  • sharonmontour Feb 13, 2014

    No one would hae to abandon their car if DOT had been out there working. Brine does NOT work people!!!! It took me nearly 2 hours to drive 10 miles to get home.... not ONE truck out plowing or laying down sand and salt. Seriously????

  • DontVote4LiarsCheatsOrThieves Feb 12, 2014

    So what are traffic jammed drivers suppose to do then - sit in their blocked cars and freeze?
    C'mon Deputy Paul Sherwin, even YOU wouldn't do that.
    Heck a dog would even know to get out and try to get to good shelter.

  • busyb97 Feb 12, 2014

    Alot of good this written article will do those folks ON THE ROADS! They can't read this and drive (better not be!).

    If you abandon your car and it's not disabled or stuck, you should get a ticket. Traffic is slow, but it's because people are not using their head and driving slow and steady. It won't get any better if you leave your car on the side of the road or in the road- where it's in the way of the plows.

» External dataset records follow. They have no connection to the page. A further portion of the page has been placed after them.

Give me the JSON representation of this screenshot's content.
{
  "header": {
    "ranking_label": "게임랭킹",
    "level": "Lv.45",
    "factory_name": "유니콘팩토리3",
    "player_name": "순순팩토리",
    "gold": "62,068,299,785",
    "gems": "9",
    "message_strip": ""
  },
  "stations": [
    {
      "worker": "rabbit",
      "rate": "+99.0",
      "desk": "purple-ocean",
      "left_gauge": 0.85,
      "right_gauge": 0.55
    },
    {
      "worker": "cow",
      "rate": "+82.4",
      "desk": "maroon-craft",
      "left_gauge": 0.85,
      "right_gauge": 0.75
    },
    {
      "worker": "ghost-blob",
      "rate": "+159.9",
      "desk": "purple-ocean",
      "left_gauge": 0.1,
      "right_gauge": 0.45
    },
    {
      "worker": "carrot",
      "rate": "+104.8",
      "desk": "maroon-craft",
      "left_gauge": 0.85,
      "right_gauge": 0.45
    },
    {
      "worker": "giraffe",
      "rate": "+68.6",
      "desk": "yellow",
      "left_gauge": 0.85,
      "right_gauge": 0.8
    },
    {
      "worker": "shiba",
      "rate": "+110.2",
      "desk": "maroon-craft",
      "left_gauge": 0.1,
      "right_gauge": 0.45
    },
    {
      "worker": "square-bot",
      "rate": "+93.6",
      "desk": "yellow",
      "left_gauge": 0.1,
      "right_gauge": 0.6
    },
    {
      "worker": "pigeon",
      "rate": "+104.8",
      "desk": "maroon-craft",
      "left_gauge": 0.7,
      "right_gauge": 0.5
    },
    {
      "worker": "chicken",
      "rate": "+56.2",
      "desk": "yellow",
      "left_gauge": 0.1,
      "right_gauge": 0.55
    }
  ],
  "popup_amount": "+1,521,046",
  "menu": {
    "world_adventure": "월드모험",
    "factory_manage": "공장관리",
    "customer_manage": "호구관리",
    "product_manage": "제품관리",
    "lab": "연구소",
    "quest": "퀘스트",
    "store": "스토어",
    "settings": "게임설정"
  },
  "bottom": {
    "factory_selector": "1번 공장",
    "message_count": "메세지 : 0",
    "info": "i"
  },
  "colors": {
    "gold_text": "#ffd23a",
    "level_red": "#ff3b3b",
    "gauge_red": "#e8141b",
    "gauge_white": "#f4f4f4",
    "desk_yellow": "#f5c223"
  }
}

Watching the news crews broadcasting as they drive, they are moving along quite nicely- in Durham County (some areas they showed). Roads can't be THAT bad given how fast they were moving.

  • Renard DellaFave Feb 12, 2014
    user avatar

    With antilock brakes, I thought you were supposed to press the brake firmly, and steer where you want to go.

  • katzlover Feb 12, 2014

    i want to know why did the state waste all the money to spread the brine.. its worthless. now time for the excuses to come as why.. need some heads to roll here